Retype the following records exactly and exclude the pictures.

_ _ _

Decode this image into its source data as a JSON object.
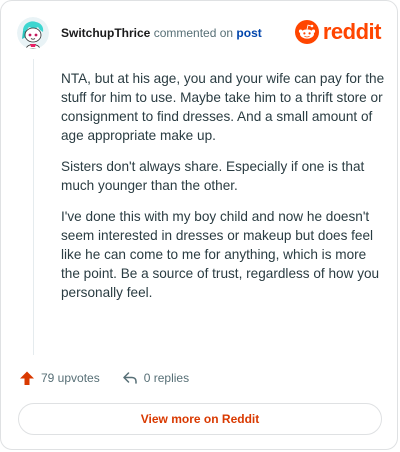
{
  "comment": {
    "username": "SwitchupThrice",
    "action_text": "commented on",
    "post_link": "post",
    "paragraphs": [
      "NTA, but at his age, you and your wife can pay for the stuff for him to use. Maybe take him to a thrift store or consignment to find dresses. And a small amount of age appropriate make up.",
      "Sisters don't always share. Especially if one is that much younger than the other.",
      "I've done this with my boy child and now he doesn't seem interested in dresses or makeup but does feel like he can come to me for anything, which is more the point. Be a source of trust, regardless of how you personally feel."
    ]
  },
  "brand": {
    "wordmark": "reddit",
    "color": "#ff4500"
  },
  "actions": {
    "upvotes": "79 upvotes",
    "replies": "0 replies"
  },
  "footer": {
    "view_more": "View more on Reddit"
  },
  "icons": {
    "avatar": "snoo-avatar-icon",
    "logo": "reddit-snoo-icon",
    "upvote": "upvote-arrow-icon",
    "reply": "reply-arrow-icon"
  }
}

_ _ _

Task result:
Decode this image into its source data as a JSON object.
{
  "comment": {
    "username": "SwitchupThrice",
    "action_text": "commented on",
    "post_link": "post",
    "paragraphs": [
      "NTA, but at his age, you and your wife can pay for the stuff for him to use. Maybe take him to a thrift store or consignment to find dresses. And a small amount of age appropriate make up.",
      "Sisters don't always share. Especially if one is that much younger than the other.",
      "I've done this with my boy child and now he doesn't seem interested in dresses or makeup but does feel like he can come to me for anything, which is more the point. Be a source of trust, regardless of how you personally feel."
    ]
  },
  "brand": {
    "wordmark": "reddit",
    "color": "#ff4500"
  },
  "actions": {
    "upvotes": "79 upvotes",
    "replies": "0 replies"
  },
  "footer": {
    "view_more": "View more on Reddit"
  },
  "icons": {
    "avatar": "snoo-avatar-icon",
    "logo": "reddit-snoo-icon",
    "upvote": "upvote-arrow-icon",
    "reply": "reply-arrow-icon"
  }
}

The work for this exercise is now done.